There will be a bit of adjustment when you climb in to the XC40. There’s no key ignition or start button. With the key fob, you put your foot on the brake, put the vehicle in drive and go. After that it won’t be long before you feel more at home. The XC40 has 359 kms of pure electric range. Range anxiety wasn’t an issue during the week I had it, since I only drove it around the city. Regenerative braking means every time you stop at a light or stop sign it’s an opportunity to recharge the battery. One-pedal drive mode means the car slows then comes to a complete stop when you take your foot off the accelerator.
The SUV comes with an 11 kW onboard charger but it will take forever to charge it up with a standard 110-volt outlet, like we have in our condo garage. If you can find a fast-charge station you can go from zero to 80 per cent in 40 minutes, we are told. Use your smartphone to monitor charging progress while you run errands.
Really, ask yourself what you want out of a luxury vehicle. Unless you’re at an income level where you’re oblivious to where gas prices are, you want to get someplace with a high level of comfort as quickly as possible, cost effectively. There’s an electric motor on each axle of the Volvo XC40, powering the front and rear wheels. With a speed limit 180 km/h, 402 hp, 486 lb. ft. torque, 78 kWh battery, that’s plenty of pep for outside the city core (0 to 100 km/h in less than five seconds).
And that premium interior scored for me on many levels, particularly for its minimalism – including a very clean and slick 12.3-inch driver display (very clear, simplistic, just the information you need, like energy recovery display), 9-inch touch screen centre display, 4-way lumbar support on the seats, mechanical cushion extension on the front seats. The price point is $74,300 for the vehicle I drove. Again, the jump to an electric car, especially in the luxury category, is going to be costly. And the return on your investment, including a used electric car market, is largely an unknown. Did we mention savings in fuel?
Volvo XC40: Battery Electric Vehicle with 78 kWh Lithium-ion Battery
The Volvo XC40 has all the driver safety benefits. There’s decent size in the boot, including an area where you can slide longer items through the back row seating. Heated seats, USB ports and plenty of leg and head room in the back row. The panoramic sunroof benefits people in the back row as much as the two people seated up front. LED reading lamps are activated by touch control. On the technology end, drivers can access Google Assistant, so you can ask it questions about directions or battery range.

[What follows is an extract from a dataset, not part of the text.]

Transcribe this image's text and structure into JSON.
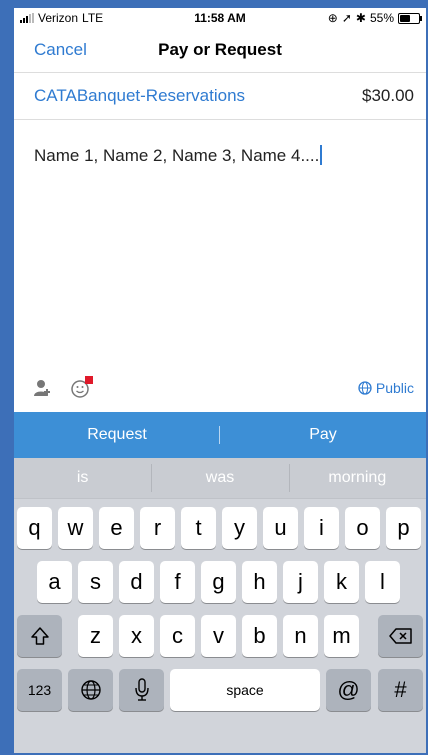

Stylish and modern, the XC40 is Volvo’s first fully electric vehicle. Ours was in Glacier Silver, with the roof rails in glossy black, with Charcoal Leather, Nubuck interior. A cool feature was in front, where the grill has been replaced by an aerodynamic panel, with a storage compartment. A Harmon Kardon premium sound system is a must-have for the luxury car buyer. If this first fully electrical vehicle for Volvo is any indication, we look forward to seeing what comes down the road next.